#### Task brief
In your copy, leave out the pictures; write out all the data exactly.

#### Working data

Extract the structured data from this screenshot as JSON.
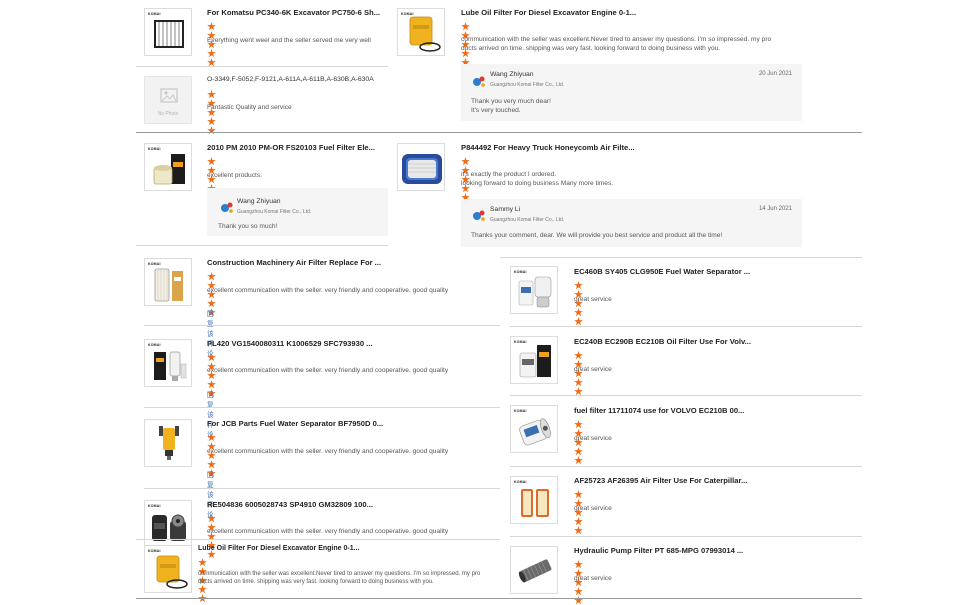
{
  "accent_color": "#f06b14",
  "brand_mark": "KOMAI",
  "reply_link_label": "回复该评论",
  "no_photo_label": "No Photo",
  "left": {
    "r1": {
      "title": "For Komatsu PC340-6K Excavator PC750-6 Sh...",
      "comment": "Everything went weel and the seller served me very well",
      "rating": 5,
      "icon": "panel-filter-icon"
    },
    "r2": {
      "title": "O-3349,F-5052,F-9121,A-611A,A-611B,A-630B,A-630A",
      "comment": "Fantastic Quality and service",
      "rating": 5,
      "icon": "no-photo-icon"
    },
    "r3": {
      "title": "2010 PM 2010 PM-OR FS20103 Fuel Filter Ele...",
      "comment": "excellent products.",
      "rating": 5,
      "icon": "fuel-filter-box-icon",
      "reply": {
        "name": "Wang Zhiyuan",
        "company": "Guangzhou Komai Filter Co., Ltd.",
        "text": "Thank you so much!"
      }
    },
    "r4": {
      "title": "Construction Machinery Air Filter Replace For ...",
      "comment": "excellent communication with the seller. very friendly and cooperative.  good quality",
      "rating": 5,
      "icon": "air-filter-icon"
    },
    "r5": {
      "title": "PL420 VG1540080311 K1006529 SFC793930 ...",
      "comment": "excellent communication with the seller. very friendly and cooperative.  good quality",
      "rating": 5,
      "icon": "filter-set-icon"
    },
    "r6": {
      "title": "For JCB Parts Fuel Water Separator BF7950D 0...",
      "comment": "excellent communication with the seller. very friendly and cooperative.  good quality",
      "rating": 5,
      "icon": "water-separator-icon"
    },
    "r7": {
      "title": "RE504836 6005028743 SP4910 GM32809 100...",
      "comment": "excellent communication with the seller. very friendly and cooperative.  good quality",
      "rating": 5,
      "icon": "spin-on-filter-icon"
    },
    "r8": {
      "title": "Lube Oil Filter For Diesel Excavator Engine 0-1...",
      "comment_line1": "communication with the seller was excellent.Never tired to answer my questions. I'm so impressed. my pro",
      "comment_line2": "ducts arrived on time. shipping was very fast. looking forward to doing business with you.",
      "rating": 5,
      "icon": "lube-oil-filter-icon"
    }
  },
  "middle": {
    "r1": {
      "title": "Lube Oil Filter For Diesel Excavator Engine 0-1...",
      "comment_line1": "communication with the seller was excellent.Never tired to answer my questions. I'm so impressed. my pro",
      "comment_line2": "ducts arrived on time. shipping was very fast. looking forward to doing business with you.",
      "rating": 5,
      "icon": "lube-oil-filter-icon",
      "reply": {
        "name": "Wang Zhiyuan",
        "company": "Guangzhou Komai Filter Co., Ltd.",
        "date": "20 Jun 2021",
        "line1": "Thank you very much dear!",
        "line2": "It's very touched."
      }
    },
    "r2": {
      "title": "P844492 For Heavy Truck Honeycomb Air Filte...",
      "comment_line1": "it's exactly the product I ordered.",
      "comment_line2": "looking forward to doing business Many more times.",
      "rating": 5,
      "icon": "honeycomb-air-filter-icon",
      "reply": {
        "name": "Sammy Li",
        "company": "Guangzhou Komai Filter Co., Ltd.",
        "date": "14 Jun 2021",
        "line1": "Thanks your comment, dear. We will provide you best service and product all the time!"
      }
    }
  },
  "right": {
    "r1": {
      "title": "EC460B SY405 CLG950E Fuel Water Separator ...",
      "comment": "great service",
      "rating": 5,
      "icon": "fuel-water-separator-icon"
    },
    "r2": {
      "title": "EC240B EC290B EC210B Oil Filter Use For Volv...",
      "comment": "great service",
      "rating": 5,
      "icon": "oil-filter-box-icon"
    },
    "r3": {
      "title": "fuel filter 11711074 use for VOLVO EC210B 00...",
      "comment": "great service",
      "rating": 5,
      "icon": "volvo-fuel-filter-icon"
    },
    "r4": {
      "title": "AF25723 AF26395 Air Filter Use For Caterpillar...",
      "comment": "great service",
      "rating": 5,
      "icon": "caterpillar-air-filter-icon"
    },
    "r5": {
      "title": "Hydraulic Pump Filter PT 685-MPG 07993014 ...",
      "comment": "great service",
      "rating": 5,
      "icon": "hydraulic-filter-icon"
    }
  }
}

#### Solution to the problem
Extract the structured data from this screenshot as JSON.
{
  "accent_color": "#f06b14",
  "brand_mark": "KOMAI",
  "reply_link_label": "回复该评论",
  "no_photo_label": "No Photo",
  "left": {
    "r1": {
      "title": "For Komatsu PC340-6K Excavator PC750-6 Sh...",
      "comment": "Everything went weel and the seller served me very well",
      "rating": 5,
      "icon": "panel-filter-icon"
    },
    "r2": {
      "title": "O-3349,F-5052,F-9121,A-611A,A-611B,A-630B,A-630A",
      "comment": "Fantastic Quality and service",
      "rating": 5,
      "icon": "no-photo-icon"
    },
    "r3": {
      "title": "2010 PM 2010 PM-OR FS20103 Fuel Filter Ele...",
      "comment": "excellent products.",
      "rating": 5,
      "icon": "fuel-filter-box-icon",
      "reply": {
        "name": "Wang Zhiyuan",
        "company": "Guangzhou Komai Filter Co., Ltd.",
        "text": "Thank you so much!"
      }
    },
    "r4": {
      "title": "Construction Machinery Air Filter Replace For ...",
      "comment": "excellent communication with the seller. very friendly and cooperative.  good quality",
      "rating": 5,
      "icon": "air-filter-icon"
    },
    "r5": {
      "title": "PL420 VG1540080311 K1006529 SFC793930 ...",
      "comment": "excellent communication with the seller. very friendly and cooperative.  good quality",
      "rating": 5,
      "icon": "filter-set-icon"
    },
    "r6": {
      "title": "For JCB Parts Fuel Water Separator BF7950D 0...",
      "comment": "excellent communication with the seller. very friendly and cooperative.  good quality",
      "rating": 5,
      "icon": "water-separator-icon"
    },
    "r7": {
      "title": "RE504836 6005028743 SP4910 GM32809 100...",
      "comment": "excellent communication with the seller. very friendly and cooperative.  good quality",
      "rating": 5,
      "icon": "spin-on-filter-icon"
    },
    "r8": {
      "title": "Lube Oil Filter For Diesel Excavator Engine 0-1...",
      "comment_line1": "communication with the seller was excellent.Never tired to answer my questions. I'm so impressed. my pro",
      "comment_line2": "ducts arrived on time. shipping was very fast. looking forward to doing business with you.",
      "rating": 5,
      "icon": "lube-oil-filter-icon"
    }
  },
  "middle": {
    "r1": {
      "title": "Lube Oil Filter For Diesel Excavator Engine 0-1...",
      "comment_line1": "communication with the seller was excellent.Never tired to answer my questions. I'm so impressed. my pro",
      "comment_line2": "ducts arrived on time. shipping was very fast. looking forward to doing business with you.",
      "rating": 5,
      "icon": "lube-oil-filter-icon",
      "reply": {
        "name": "Wang Zhiyuan",
        "company": "Guangzhou Komai Filter Co., Ltd.",
        "date": "20 Jun 2021",
        "line1": "Thank you very much dear!",
        "line2": "It's very touched."
      }
    },
    "r2": {
      "title": "P844492 For Heavy Truck Honeycomb Air Filte...",
      "comment_line1": "it's exactly the product I ordered.",
      "comment_line2": "looking forward to doing business Many more times.",
      "rating": 5,
      "icon": "honeycomb-air-filter-icon",
      "reply": {
        "name": "Sammy Li",
        "company": "Guangzhou Komai Filter Co., Ltd.",
        "date": "14 Jun 2021",
        "line1": "Thanks your comment, dear. We will provide you best service and product all the time!"
      }
    }
  },
  "right": {
    "r1": {
      "title": "EC460B SY405 CLG950E Fuel Water Separator ...",
      "comment": "great service",
      "rating": 5,
      "icon": "fuel-water-separator-icon"
    },
    "r2": {
      "title": "EC240B EC290B EC210B Oil Filter Use For Volv...",
      "comment": "great service",
      "rating": 5,
      "icon": "oil-filter-box-icon"
    },
    "r3": {
      "title": "fuel filter 11711074 use for VOLVO EC210B 00...",
      "comment": "great service",
      "rating": 5,
      "icon": "volvo-fuel-filter-icon"
    },
    "r4": {
      "title": "AF25723 AF26395 Air Filter Use For Caterpillar...",
      "comment": "great service",
      "rating": 5,
      "icon": "caterpillar-air-filter-icon"
    },
    "r5": {
      "title": "Hydraulic Pump Filter PT 685-MPG 07993014 ...",
      "comment": "great service",
      "rating": 5,
      "icon": "hydraulic-filter-icon"
    }
  }
}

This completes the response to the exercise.